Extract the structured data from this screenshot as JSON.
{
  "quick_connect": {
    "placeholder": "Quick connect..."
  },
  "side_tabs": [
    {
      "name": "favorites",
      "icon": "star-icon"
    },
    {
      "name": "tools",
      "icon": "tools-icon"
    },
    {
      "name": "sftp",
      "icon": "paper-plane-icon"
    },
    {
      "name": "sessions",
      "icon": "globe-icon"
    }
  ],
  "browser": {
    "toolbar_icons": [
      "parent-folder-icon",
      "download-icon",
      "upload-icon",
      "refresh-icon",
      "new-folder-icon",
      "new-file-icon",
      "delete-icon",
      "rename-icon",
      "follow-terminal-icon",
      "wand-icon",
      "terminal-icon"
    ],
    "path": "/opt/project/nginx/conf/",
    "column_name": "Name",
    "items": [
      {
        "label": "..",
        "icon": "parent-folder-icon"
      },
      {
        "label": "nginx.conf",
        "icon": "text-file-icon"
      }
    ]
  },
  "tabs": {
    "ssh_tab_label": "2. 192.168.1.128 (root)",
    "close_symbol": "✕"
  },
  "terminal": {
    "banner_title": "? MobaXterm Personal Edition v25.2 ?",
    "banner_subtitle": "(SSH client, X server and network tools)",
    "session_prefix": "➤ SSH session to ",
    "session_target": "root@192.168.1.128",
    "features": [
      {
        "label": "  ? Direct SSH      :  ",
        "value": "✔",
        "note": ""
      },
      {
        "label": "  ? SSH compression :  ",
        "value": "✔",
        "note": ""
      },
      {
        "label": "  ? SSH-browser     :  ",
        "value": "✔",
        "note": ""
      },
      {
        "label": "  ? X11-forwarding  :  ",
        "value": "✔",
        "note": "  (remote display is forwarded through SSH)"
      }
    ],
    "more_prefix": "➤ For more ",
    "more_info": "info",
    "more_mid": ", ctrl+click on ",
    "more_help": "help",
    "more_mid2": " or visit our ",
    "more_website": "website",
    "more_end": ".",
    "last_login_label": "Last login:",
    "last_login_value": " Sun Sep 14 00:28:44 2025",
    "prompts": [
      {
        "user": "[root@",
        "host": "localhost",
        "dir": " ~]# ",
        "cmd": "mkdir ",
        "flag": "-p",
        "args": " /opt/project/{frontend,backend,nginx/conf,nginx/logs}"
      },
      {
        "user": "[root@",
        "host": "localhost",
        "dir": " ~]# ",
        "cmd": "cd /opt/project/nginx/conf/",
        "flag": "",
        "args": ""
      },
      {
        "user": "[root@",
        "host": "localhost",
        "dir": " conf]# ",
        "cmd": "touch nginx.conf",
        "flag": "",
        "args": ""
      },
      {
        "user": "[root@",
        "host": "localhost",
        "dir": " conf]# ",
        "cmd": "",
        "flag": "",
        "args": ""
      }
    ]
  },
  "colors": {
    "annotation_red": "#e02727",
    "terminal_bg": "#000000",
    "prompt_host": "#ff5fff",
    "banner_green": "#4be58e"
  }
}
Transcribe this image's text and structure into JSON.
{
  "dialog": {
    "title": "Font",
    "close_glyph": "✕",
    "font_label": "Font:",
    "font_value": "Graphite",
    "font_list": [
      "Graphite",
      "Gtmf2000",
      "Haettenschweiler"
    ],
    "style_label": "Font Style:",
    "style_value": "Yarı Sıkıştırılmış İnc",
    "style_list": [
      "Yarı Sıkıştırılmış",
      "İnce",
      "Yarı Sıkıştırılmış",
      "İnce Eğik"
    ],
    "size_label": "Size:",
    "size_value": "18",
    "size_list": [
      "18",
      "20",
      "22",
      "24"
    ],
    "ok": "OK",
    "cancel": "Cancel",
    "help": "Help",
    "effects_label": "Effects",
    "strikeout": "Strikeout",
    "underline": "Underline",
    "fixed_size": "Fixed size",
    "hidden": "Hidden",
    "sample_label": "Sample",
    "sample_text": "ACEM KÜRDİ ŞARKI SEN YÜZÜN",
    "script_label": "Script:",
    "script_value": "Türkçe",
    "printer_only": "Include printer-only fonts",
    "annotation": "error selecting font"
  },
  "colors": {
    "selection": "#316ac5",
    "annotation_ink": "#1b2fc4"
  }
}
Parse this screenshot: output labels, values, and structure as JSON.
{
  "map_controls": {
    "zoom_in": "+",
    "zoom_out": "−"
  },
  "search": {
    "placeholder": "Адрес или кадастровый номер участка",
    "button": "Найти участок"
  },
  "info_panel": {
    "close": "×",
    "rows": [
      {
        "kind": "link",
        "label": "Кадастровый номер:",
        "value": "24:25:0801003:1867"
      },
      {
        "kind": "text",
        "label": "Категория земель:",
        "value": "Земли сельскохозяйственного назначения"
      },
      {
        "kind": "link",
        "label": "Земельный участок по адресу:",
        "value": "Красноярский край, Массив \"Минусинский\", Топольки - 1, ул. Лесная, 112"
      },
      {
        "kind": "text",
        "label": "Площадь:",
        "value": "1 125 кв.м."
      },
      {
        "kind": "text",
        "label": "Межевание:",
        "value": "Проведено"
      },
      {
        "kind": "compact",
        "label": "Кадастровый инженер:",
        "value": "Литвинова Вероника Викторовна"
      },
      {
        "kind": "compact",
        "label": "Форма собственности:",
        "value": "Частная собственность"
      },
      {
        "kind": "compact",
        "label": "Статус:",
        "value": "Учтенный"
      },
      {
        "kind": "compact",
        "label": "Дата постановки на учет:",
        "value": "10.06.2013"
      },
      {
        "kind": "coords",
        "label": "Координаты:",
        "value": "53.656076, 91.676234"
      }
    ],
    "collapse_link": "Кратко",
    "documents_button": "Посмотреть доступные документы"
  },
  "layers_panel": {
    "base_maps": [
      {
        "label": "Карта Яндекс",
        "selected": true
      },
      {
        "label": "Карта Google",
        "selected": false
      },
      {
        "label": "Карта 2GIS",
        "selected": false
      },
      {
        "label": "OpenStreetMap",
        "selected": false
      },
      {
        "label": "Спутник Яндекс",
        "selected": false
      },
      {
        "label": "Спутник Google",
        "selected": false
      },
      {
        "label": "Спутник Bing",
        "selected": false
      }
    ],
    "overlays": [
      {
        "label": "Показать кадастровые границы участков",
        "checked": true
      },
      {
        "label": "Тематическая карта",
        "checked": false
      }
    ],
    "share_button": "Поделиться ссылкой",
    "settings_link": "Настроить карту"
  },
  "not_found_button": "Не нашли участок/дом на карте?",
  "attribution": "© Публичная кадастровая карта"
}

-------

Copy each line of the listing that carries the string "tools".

ANSWER BOX
      "name": "tools",
      "icon": "tools-icon"
    "banner_subtitle": "(SSH client, X server and network tools)",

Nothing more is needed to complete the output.